Javier Sánchez | Researcher
By the middle of 2011, and as in every year, Machine Learning classes at Stanford University reached to their end. Nothing unusual, except for one little detail: more than 22.000 students from over 70 countries joined the course this time, and they did it for free. This massive attendance seems astronomical for the usual numbers managed by the traditional colleges, but it is no big deal compared to the million and a half students currently enrolled in Coursera, a digital platform offering more than 190 free courses all over the world.
Coursera, created by professors Andrew Ng and Daphne Kohler, brings together 33 universities, including Princeton, Brown and Stanford itself. Meanwhile, Harvard, Berkeley and MIT promote their courses from the web edX. The time of MOOC (Massive Online Open Courses) has come, and no university wants to miss this new model of learning, extended to a wide range of topics, spanning the Humanities, Medicine, Biology, Social Sciences, Mathematics, Business or Computer Science.
The idea of computer-based collaborative learning has been studied since the 1960s, while online courses have been around for over a decade. However, in the last years a new learning paradigm came out, based on a greater scalability of completely-free contents. The result: more than 4 million people in the past 3 years have joined some kind of MOOC in any of the available web platforms, following a rate of growth that does not appear to decrease.
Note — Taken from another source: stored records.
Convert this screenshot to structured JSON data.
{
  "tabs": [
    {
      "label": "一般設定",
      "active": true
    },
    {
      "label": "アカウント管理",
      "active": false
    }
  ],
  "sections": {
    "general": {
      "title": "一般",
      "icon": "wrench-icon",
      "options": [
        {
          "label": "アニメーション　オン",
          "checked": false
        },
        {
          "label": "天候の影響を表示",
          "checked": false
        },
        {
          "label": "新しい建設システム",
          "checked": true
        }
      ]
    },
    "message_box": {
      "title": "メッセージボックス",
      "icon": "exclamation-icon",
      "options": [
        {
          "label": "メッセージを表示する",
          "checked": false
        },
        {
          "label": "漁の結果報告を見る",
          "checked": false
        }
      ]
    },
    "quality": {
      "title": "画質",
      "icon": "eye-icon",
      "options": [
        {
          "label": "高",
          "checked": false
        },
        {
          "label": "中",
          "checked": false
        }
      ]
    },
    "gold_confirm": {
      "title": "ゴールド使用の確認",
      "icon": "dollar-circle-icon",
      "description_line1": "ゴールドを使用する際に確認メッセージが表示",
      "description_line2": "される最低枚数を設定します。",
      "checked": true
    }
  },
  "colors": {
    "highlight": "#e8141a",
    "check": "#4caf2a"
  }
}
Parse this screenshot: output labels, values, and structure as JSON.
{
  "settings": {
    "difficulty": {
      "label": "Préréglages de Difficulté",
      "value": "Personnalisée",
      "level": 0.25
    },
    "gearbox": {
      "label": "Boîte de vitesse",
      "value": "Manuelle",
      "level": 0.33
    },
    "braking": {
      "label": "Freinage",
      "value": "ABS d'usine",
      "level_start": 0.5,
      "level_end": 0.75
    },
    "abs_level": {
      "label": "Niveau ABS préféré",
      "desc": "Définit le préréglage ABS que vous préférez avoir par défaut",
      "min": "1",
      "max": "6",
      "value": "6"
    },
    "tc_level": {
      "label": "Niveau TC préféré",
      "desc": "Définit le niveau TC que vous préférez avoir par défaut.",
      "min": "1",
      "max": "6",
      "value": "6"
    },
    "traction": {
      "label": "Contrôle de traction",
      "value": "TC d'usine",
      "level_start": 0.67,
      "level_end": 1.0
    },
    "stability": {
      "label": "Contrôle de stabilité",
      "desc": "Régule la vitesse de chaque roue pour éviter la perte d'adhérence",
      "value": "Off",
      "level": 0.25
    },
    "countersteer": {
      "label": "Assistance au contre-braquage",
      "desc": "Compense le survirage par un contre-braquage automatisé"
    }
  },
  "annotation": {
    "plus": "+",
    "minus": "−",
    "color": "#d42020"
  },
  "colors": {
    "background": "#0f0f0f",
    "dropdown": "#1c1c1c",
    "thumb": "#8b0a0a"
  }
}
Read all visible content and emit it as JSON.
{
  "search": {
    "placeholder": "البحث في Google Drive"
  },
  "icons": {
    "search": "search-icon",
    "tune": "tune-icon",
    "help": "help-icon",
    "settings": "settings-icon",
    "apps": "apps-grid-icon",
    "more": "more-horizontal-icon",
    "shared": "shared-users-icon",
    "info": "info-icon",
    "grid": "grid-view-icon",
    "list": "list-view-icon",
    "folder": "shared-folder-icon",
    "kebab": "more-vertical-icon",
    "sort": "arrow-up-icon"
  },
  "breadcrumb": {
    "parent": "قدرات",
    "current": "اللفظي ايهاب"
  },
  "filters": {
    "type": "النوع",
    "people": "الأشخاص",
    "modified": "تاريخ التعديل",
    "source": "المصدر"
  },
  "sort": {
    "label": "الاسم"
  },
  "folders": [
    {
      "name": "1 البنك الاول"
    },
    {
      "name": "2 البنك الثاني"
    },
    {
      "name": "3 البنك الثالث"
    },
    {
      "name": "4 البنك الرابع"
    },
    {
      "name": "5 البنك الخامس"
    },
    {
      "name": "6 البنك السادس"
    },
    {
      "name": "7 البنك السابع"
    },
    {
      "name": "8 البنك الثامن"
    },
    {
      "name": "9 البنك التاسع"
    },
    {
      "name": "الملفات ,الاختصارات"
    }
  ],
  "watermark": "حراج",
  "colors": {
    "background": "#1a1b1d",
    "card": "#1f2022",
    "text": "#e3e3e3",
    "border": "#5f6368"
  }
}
Such rapid increase in the number of students has also created a big controversy surrounding this form of learning. First, the long-term funding model for this type of platforms generates all sorts of doubts. While early MOOCs as Udacity follow a philosophy of democratizing quality education, Coursera and edX emulate the Silicon Valley business model (Build fast and worry about money later), so that advertising and private sponsorship is more than likely in the near future.
Moreover, the lack of feedback from the students of the MOOC and the absence of direct contact with teachers are two remaining issues in this kind of initiatives. While the different platforms encourage the student interaction through forums, study groups and meetings at local newspapers, it is necessary to further analyze the learning process, so that the quality of the educational content provided can be known. In addition, another major remaining challenge for online learning platforms is the adaptation of such contents to the capabilities and learning rates of each user, something that would certainly improve the education provided.
At this point technology could have the answers needed to make the leap towards new heights. By using various sensors is possible to analyze the behavior of the students and their disposition towards the course, analyzing their interest and their reactions to the contents, always with the aim of optimizing the learning process. Most likely, technologies as those developed in Gradiant will be employed in the future to create affective tutoring environments: systems capable of monitoring the students across the learning process, assessing emotional reactions and cognitive states, automatically adapting the materials to the levels of comprehension. A smart University?